The scientists explained in their article that, in order to deal with managing large litters, one strategy involves removing piglets from their mothers at 7 days old to be reared in specialised accommodation with milk replacer. In the study, the team evaluated effects on piglet behaviour, growth and some aspects of welfare by comparing 10 pairs of 2 litters (one sow-reared, one artificially-reared) selected at 7 days-old at a similar weight.
The team recorded piglet behaviour for 20 minutes following transfer of artificially-reared piglets to the artificial-rearing enclosure (day 0) and for 20 minutes hourly between 9am and 5pm (8 hours) on day 5 and day 12. They also undertook 5 minute live observations every hour. The team also conducted Qualitative Behavioural Assessment (QBA) on day 14 to evaluate piglets’ emotional state. Survival and illness events were recorded until weaning.
In addition, they weighted and scored the piglets for tear staining, dirtiness of the face and severity of lesions of the snout, limbs, ear and tail, on day 0, day 1, day 8 and day 15. Survival and illness rates, as well as the rates of behaviours/minute were analysed, just like weights and QBA scores. In addition, lesions, tear staining and dirtiness scores were averaged per litter and analysed.
The researchers wrote in their article: “When artificially-reared piglets were transferred to the artificial-rearing enclosure, their behaviour was not different to sow-reared piglets. Over the 2 observation days, artificially-reared piglets performed more belly-nosing, nursing-related displacements, visits to the milk cup (compared to nursing bouts), and oral manipulation of littermates’ ears and tails than sow-reared piglets.
The Irish institute Teagasc was also involved in a study to the detection of ear biting using PLF technology
“However, sow-reared piglets played alone and explored their environment more frequently than artificially-reared piglets. The QBA scores indicated a lower emotional state in artificially-reared piglets. Survival rate and overall illness rate of piglets were similar between the treatments.”
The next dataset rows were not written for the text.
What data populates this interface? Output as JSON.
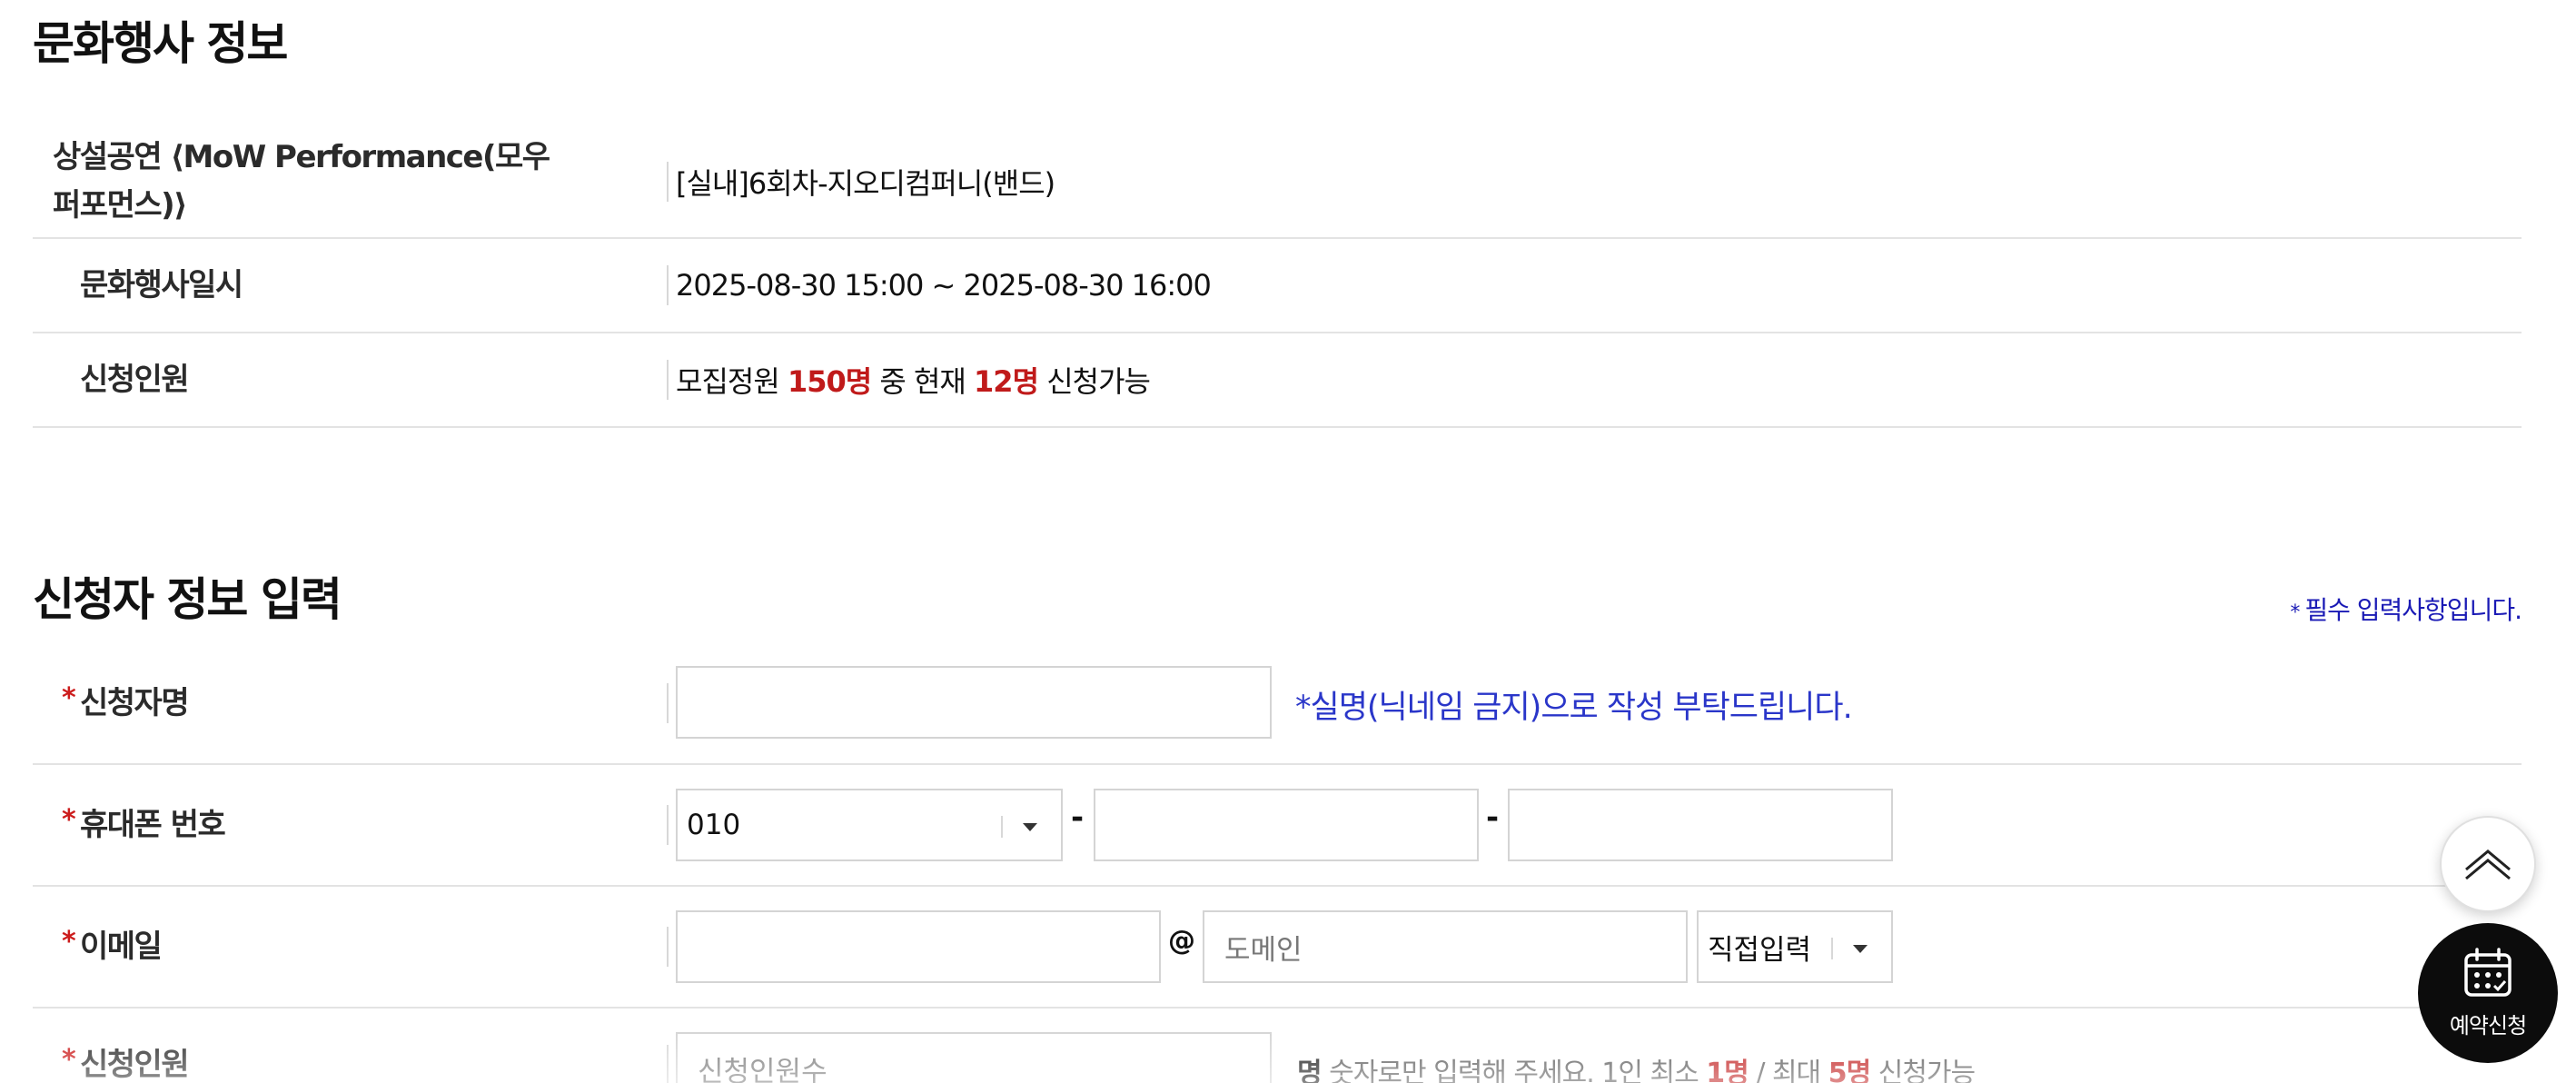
{
  "event_section": {
    "title": "문화행사 정보",
    "rows": [
      {
        "label": "상설공연 ⟨MoW Performance(모우 퍼포먼스)⟩",
        "value": "[실내]6회차-지오디컴퍼니(밴드)"
      },
      {
        "label": "문화행사일시",
        "value": "2025-08-30 15:00 ~ 2025-08-30 16:00"
      },
      {
        "label": "신청인원",
        "value_parts": {
          "prefix": "모집정원",
          "capacity": "150명",
          "middle": "중 현재",
          "available": "12명",
          "suffix": "신청가능"
        }
      }
    ]
  },
  "applicant_section": {
    "title": "신청자 정보 입력",
    "required_note": "필수 입력사항입니다.",
    "required_mark": "*",
    "name": {
      "label": "신청자명",
      "value": "",
      "hint": "*실명(닉네임 금지)으로 작성 부탁드립니다."
    },
    "phone": {
      "label": "휴대폰 번호",
      "prefix_selected": "010",
      "separator": "-",
      "middle": "",
      "last": ""
    },
    "email": {
      "label": "이메일",
      "local": "",
      "at": "@",
      "domain_placeholder": "도메인",
      "domain_select": "직접입력"
    },
    "headcount": {
      "label": "신청인원",
      "placeholder": "신청인원수",
      "unit": "명",
      "hint_parts": {
        "a": "숫자로만 입력해 주세요. 1인 최소",
        "min": "1명",
        "sep": "/ 최대",
        "max": "5명",
        "b": "신청가능"
      }
    }
  },
  "floating": {
    "top_button": "chevron-up-icon",
    "booking_label": "예약신청",
    "booking_icon": "calendar-icon"
  },
  "colors": {
    "accent_red": "#c01a1a",
    "hint_blue": "#2a36c9",
    "note_blue": "#1a1ab5",
    "fab_dark": "#0c0c0c"
  }
}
“Artificially-reared piglets experienced a growth check following their transfer to the artificial-rearing enclosure and remained lighter than sow-reared piglets through to weaning. Overall, snout lesion scores were not different between the treatments, but artificially-reared piglets had lower limb and ear lesion scores and higher tail lesion scores. Artificially-reared piglets were dirtier but had lower tear staining scores than sow-reared piglets.”
All in all, the results led the team to conclude that artificial rearing does impair piglet behaviour, welfare and growth.
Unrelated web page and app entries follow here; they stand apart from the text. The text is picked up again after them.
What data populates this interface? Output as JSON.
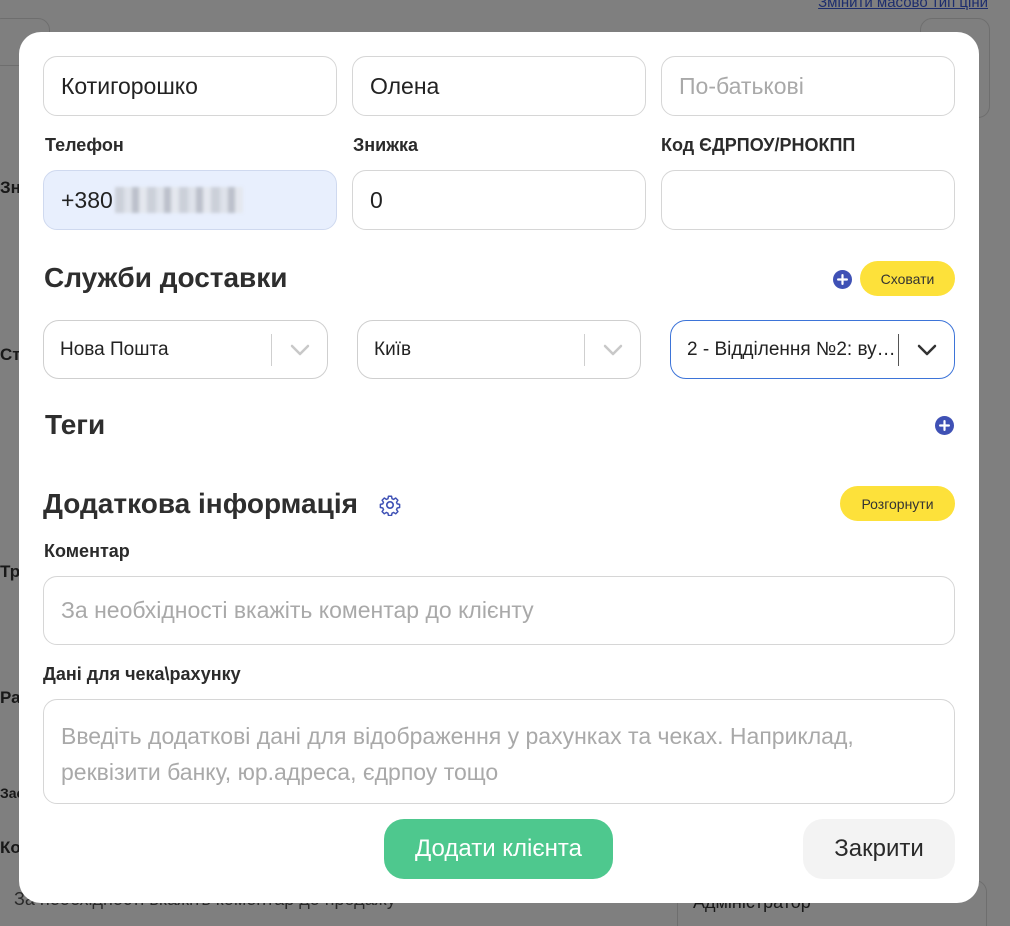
{
  "background": {
    "link": "Змінити масово тип ціни",
    "fragments": [
      "Зн",
      "Ст",
      "Тр",
      "Ра",
      "Зас",
      "Ко"
    ],
    "bottom_placeholder": "За необхідності вкажіть коментар до продажу",
    "bottom_right_value": "Адміністратор"
  },
  "modal": {
    "name_fields": {
      "last_name": "Котигорошко",
      "first_name": "Олена",
      "middle_name_placeholder": "По-батькові"
    },
    "labels": {
      "phone": "Телефон",
      "discount": "Знижка",
      "edrpou": "Код ЄДРПОУ/РНОКПП"
    },
    "phone_value": "+380",
    "discount_value": "0",
    "edrpou_value": "",
    "delivery": {
      "title": "Служби доставки",
      "hide_label": "Сховати",
      "service": "Нова Пошта",
      "city": "Київ",
      "branch": "2 - Відділення №2: ву…"
    },
    "tags": {
      "title": "Теги"
    },
    "additional": {
      "title": "Додаткова інформація",
      "expand_label": "Розгорнути",
      "comment_label": "Коментар",
      "comment_placeholder": "За необхідності вкажіть коментар до клієнту",
      "receipt_label": "Дані для чека\\рахунку",
      "receipt_placeholder": "Введіть додаткові дані для відображення у рахунках та чеках. Наприклад, реквізити банку, юр.адреса, єдрпоу тощо"
    },
    "buttons": {
      "add": "Додати клієнта",
      "close": "Закрити"
    },
    "colors": {
      "accent_yellow": "#fde13a",
      "primary_green": "#4ec88e",
      "plus_blue": "#3f51b5",
      "phone_bg": "#e8effd"
    }
  }
}
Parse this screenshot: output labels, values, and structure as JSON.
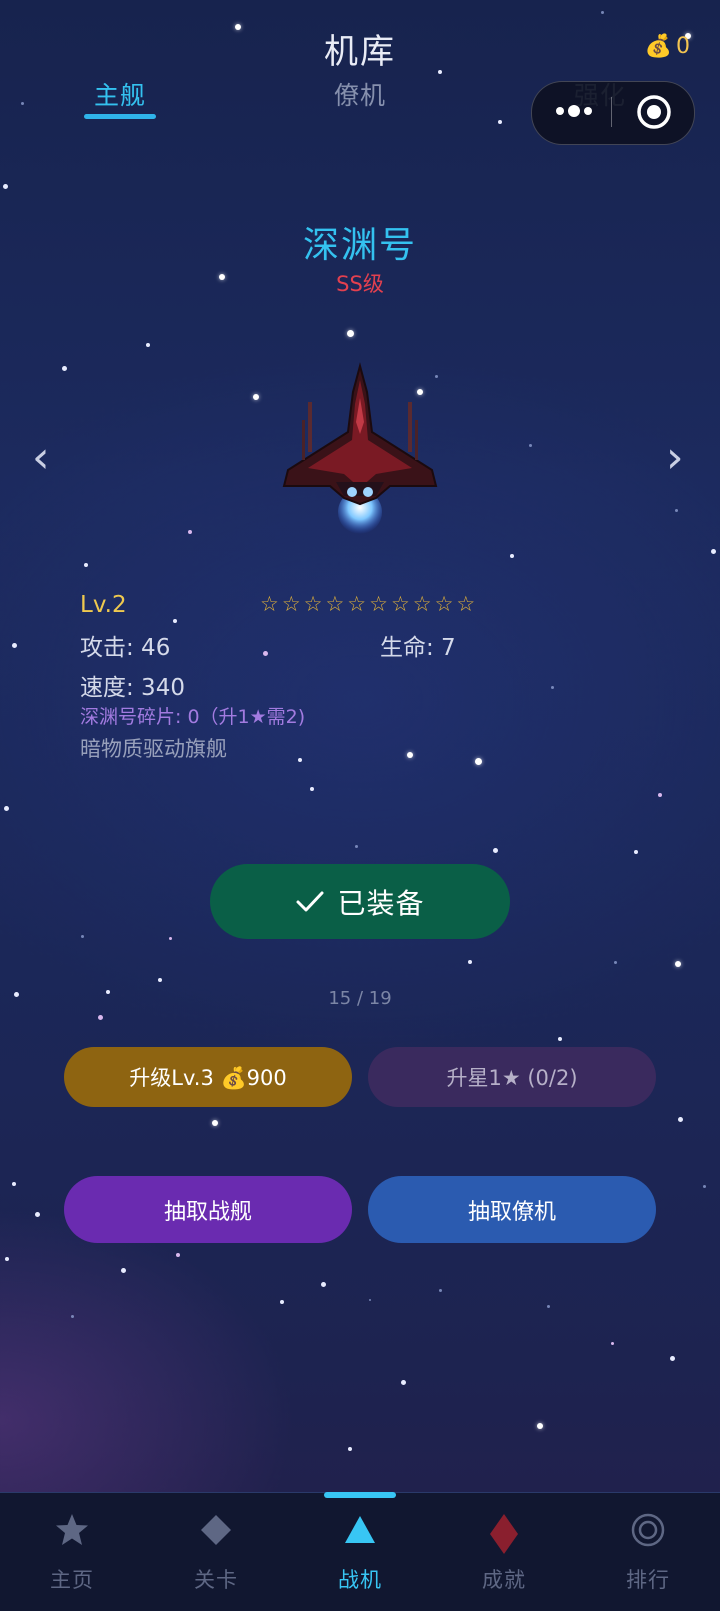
{
  "header": {
    "title": "机库",
    "coin_icon": "money-bag-icon",
    "coin_count": "0"
  },
  "tabs": [
    {
      "label": "主舰",
      "active": true
    },
    {
      "label": "僚机",
      "active": false
    },
    {
      "label": "强化",
      "active": false
    }
  ],
  "miniprogram_capsule": {
    "more_icon": "more-dots-icon",
    "close_icon": "target-circle-icon"
  },
  "ship": {
    "name": "深渊号",
    "grade": "SS级",
    "level": "Lv.2",
    "stars": "☆☆☆☆☆☆☆☆☆☆",
    "attack": "攻击: 46",
    "hp": "生命: 7",
    "speed": "速度: 340",
    "fragments": "深渊号碎片: 0（升1★需2)",
    "description": "暗物质驱动旗舰"
  },
  "carousel": {
    "prev": "‹",
    "next": "›",
    "page_indicator": "15 / 19"
  },
  "actions": {
    "equipped": "已装备",
    "upgrade": "升级Lv.3 💰900",
    "star_up": "升星1★ (0/2)",
    "draw_ship": "抽取战舰",
    "draw_wing": "抽取僚机"
  },
  "bottom_nav": {
    "home": "主页",
    "levels": "关卡",
    "fighter": "战机",
    "achievements": "成就",
    "ranking": "排行",
    "active": "战机"
  },
  "colors": {
    "accent": "#34c2f0",
    "grade": "#e3404f",
    "gold": "#efc94f",
    "equipped_bg": "#0a5f47",
    "upgrade_bg": "#8e6411",
    "star_up_bg": "#3a2a5e",
    "draw_ship_bg": "#6a2bb0",
    "draw_wing_bg": "#2b5bb0"
  }
}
The article which appeared in Applied Animal Behaviour Science was conducted by Keelin O‘Driscoll and Laura A. Boyle, Teagasc, Ireland; Emma M. Baxter, SRUC, Scotland, UK; and Océane Schmitt, attached to Teagasc, SRUC and the University of Edinburgh, Scotland, UK.